Saturday, August 8, 2020

FOMO in the Book of Mormon

Fear of Missing Out, FOMO, is referenced frequently in contemporary popular culture. It is an anxiety that others may be enjoying something while you are on the sidelines, not participating. It can lead to obsessive social media consumption as victims try to stay abreast of other's lives. 

Photo Illustration by Gary Meander, Duluth News Tribune

Marketers cleverly exploit FOMO to incite a herd mentality to purchase the latest iPhone, watch SuperBowl ads, etc. The term "FOMO" entered our lexicon in 2004 in a Harvard Business School publication. The idea, though, it is as old as the human race. In earlier years it went by the name "keeping up with the Joneses." I have seen it many times in my lifetime as televisions, microwave ovens, the Internet, smart phones, and big-screen TV's have quickly swept through the world and been adopted by a large percentage of people on the planet.

We see FOMO in the Book of Mormon. Ca. 64 BC Helaman and the 2,000 stripling warriors decoyed a strong army of Lamanites out of the fortified city of Antiparah with a strategem. They pretended to be taking provisions to the city by the west sea. The Lamanites detected their small numbers and stripling stature (the English word "stripling" means immature, not yet filled out according to the OED), left the city of Antiparah in droves, and followed as Helaman led them on a wild goose chase northward with Antipus in pursuit Alma 56:35-37. Why did the Lamanites en masse fall for Helaman's ploy? FOMO. They were bored cooped up in Antiparah and a lop-sided fight with 2,000 youngsters seemed like an attractive diversion. After a terrible battle in which Antipus was killed, Antiparah was repatriated into Nephite hands without further loss of life Alma 57:4.

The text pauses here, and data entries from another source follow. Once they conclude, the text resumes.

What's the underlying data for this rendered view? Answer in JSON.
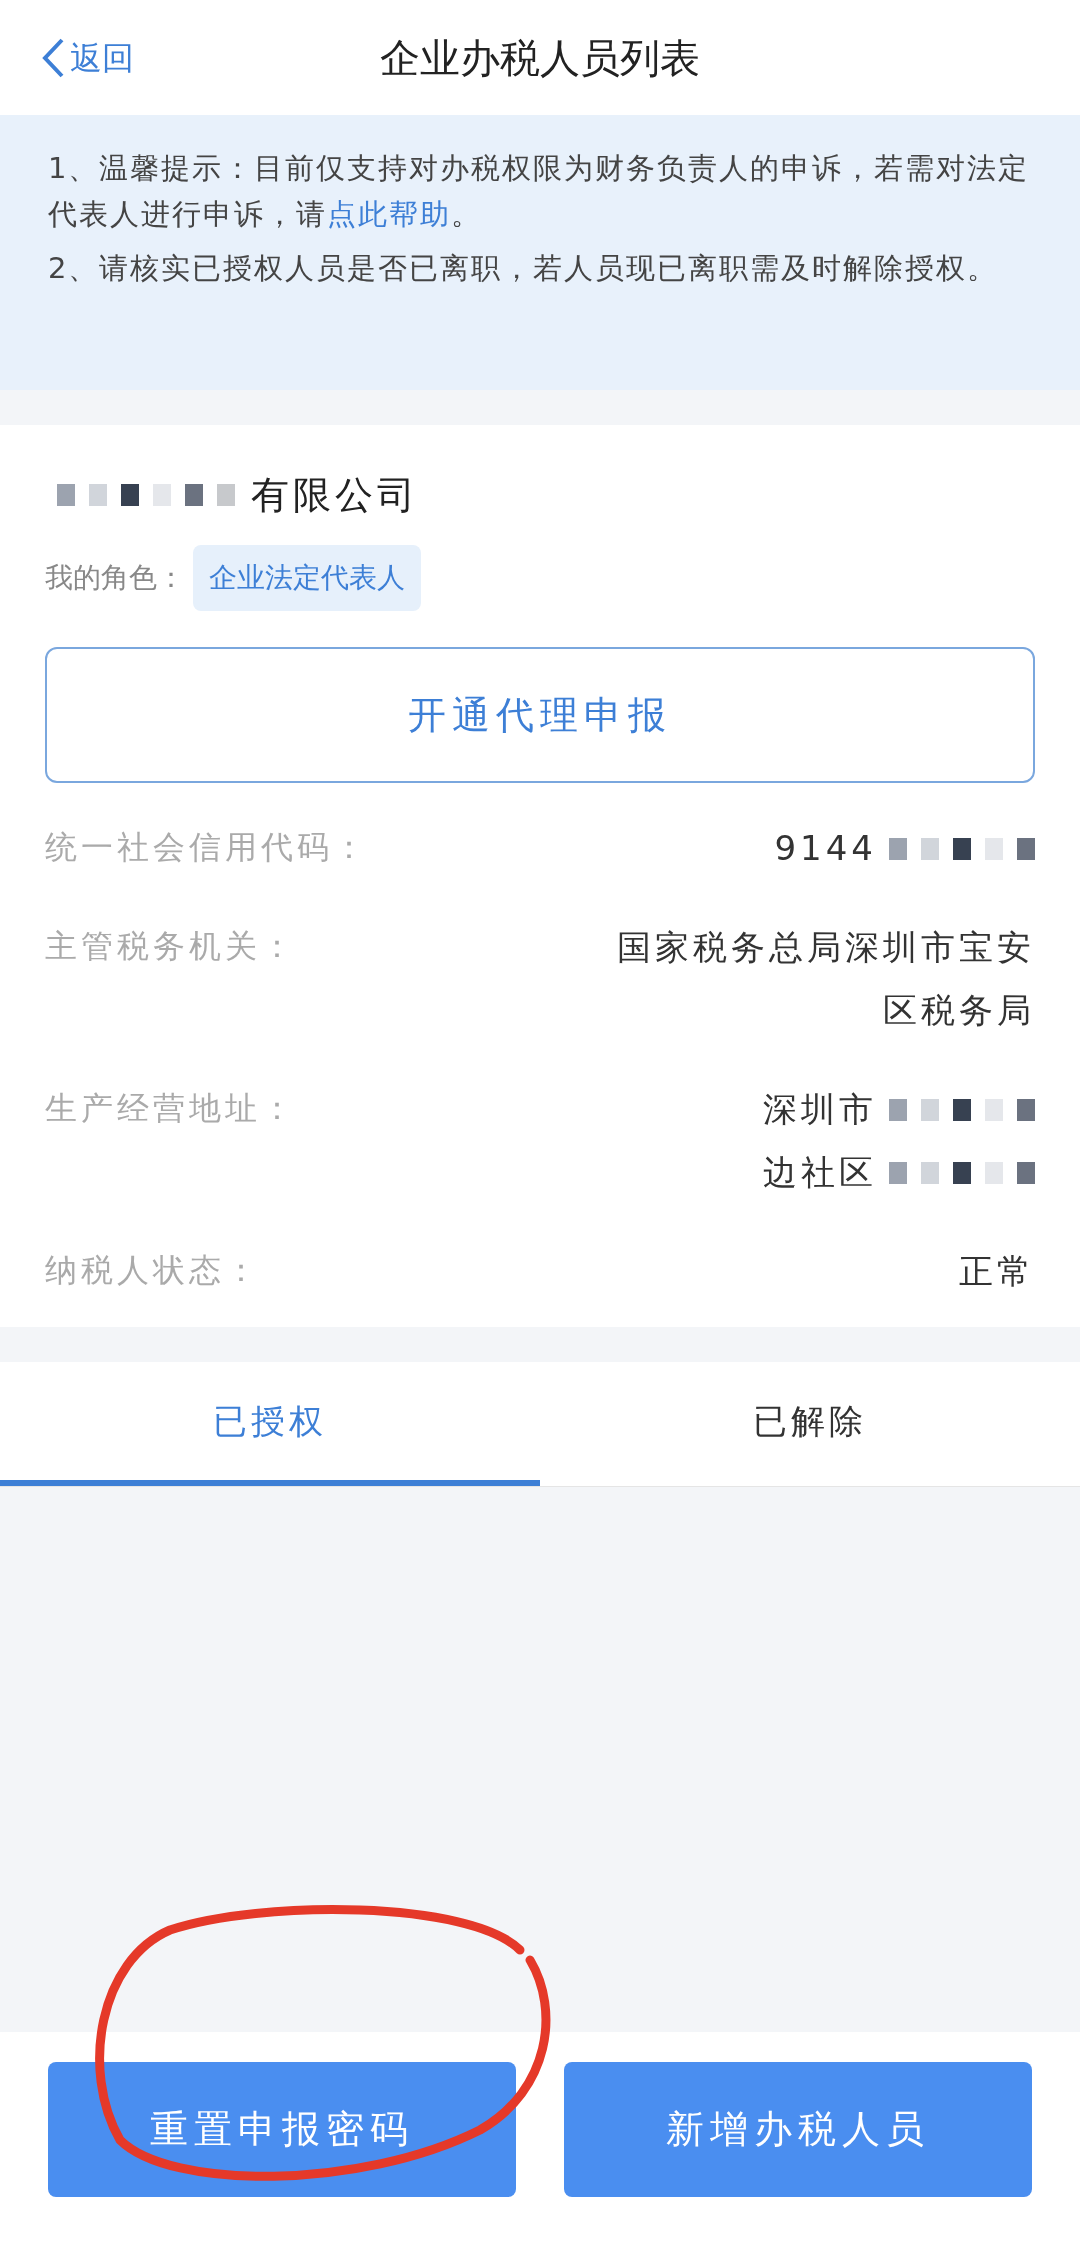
{
  "header": {
    "back": "返回",
    "title": "企业办税人员列表"
  },
  "notice": [
    {
      "text": "1、温馨提示：目前仅支持对办税权限为财务负责人的申诉，若需对法定代表人进行申诉，请",
      "link": "点此帮助",
      "after": "。"
    },
    {
      "text": "2、请核实已授权人员是否已离职，若人员现已离职需及时解除授权。"
    }
  ],
  "company": {
    "name": "有限公司",
    "name_redacted": true,
    "role_label": "我的角色：",
    "role": "企业法定代表人"
  },
  "action_button": "开通代理申报",
  "fields": [
    {
      "label": "统一社会信用代码：",
      "lines": [
        {
          "text": "9144",
          "redacted": true
        }
      ]
    },
    {
      "label": "主管税务机关：",
      "lines": [
        {
          "text": "国家税务总局深圳市宝安",
          "redacted": false
        },
        {
          "text": "区税务局",
          "redacted": false
        }
      ]
    },
    {
      "label": "生产经营地址：",
      "lines": [
        {
          "text": "深圳市",
          "redacted": true
        },
        {
          "text": "边社区",
          "redacted": true
        }
      ]
    },
    {
      "label": "纳税人状态：",
      "lines": [
        {
          "text": "正常",
          "redacted": false
        }
      ]
    }
  ],
  "tabs": [
    {
      "label": "已授权",
      "selected": true
    },
    {
      "label": "已解除",
      "selected": false
    }
  ],
  "buttons": [
    "重置申报密码",
    "新增办税人员"
  ]
}
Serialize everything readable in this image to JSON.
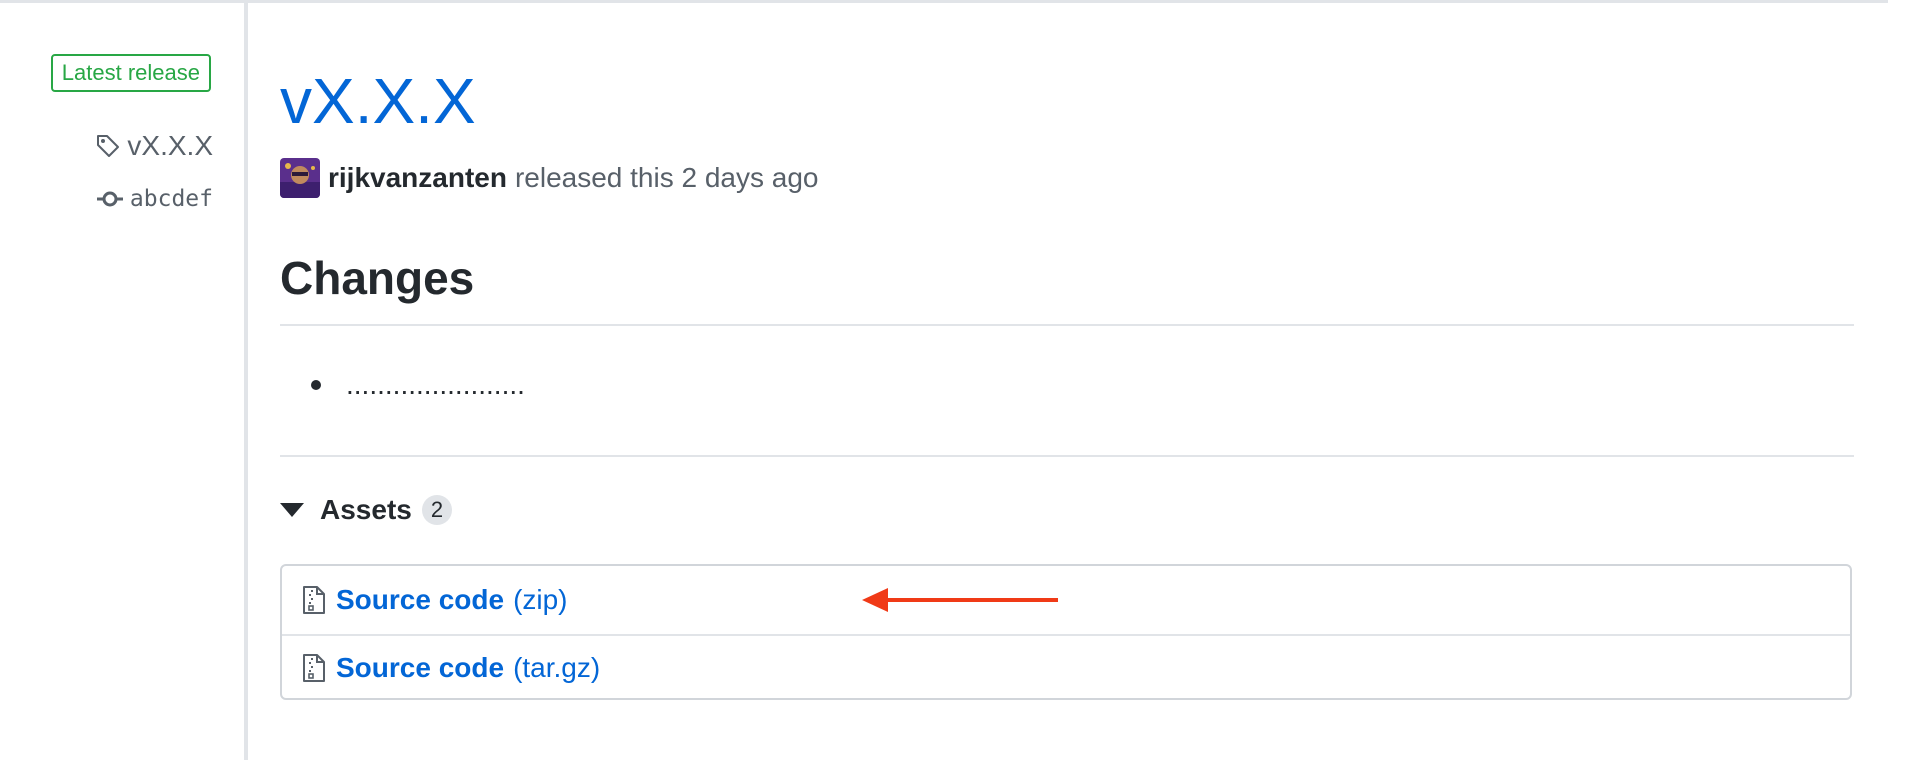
{
  "sidebar": {
    "latest_badge": "Latest release",
    "tag": "vX.X.X",
    "commit": "abcdef"
  },
  "release": {
    "title": "vX.X.X",
    "author": "rijkvanzanten",
    "released_text": "released this 2 days ago"
  },
  "body": {
    "heading": "Changes",
    "items": [
      "......................."
    ]
  },
  "assets": {
    "label": "Assets",
    "count": "2",
    "files": [
      {
        "name": "Source code",
        "ext": "(zip)",
        "icon": "file-zip-icon"
      },
      {
        "name": "Source code",
        "ext": "(tar.gz)",
        "icon": "file-zip-icon"
      }
    ]
  },
  "colors": {
    "link": "#0366d6",
    "badge_green": "#28a745",
    "annotation_arrow": "#f03a17"
  }
}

Ca. 64 BC in the battle of Mulek, Captain Moroni and Teancum executed a similar feint. Teancum decoyed a strong Lamanite army out of the fortified city of Mulek with a small force who led the previously bored enemy on a wild goose chase northward up the east coast Alma 52:22-24. So many Lamanites left Mulek that Moroni had little trouble taking the city while surrounding the tired enemy on the south as Lehi pressed them into surrender from the north. The Lamanites in Mulek fell for Teancum's ruse, sensed a quick kill, and nearly everyone wanted to get in on the action.

The same tactic worked for Helaman a year later in the battle of Manti. The weaker Nephite army decoyed the stronger Lamanite army out of their fortified city in such numbers that a small force of Nephites under Gid and Teomner easily overpowered the few defenders left in Manti Alma 58:14-19. Few Lamanite soldiers occupying Manti wanted to miss out on what seemed to them like an easy victory.

Nephite tacticians took advantage of Lamanite FOMO to lure the enemy into 3 separate traps in a 2 year time span.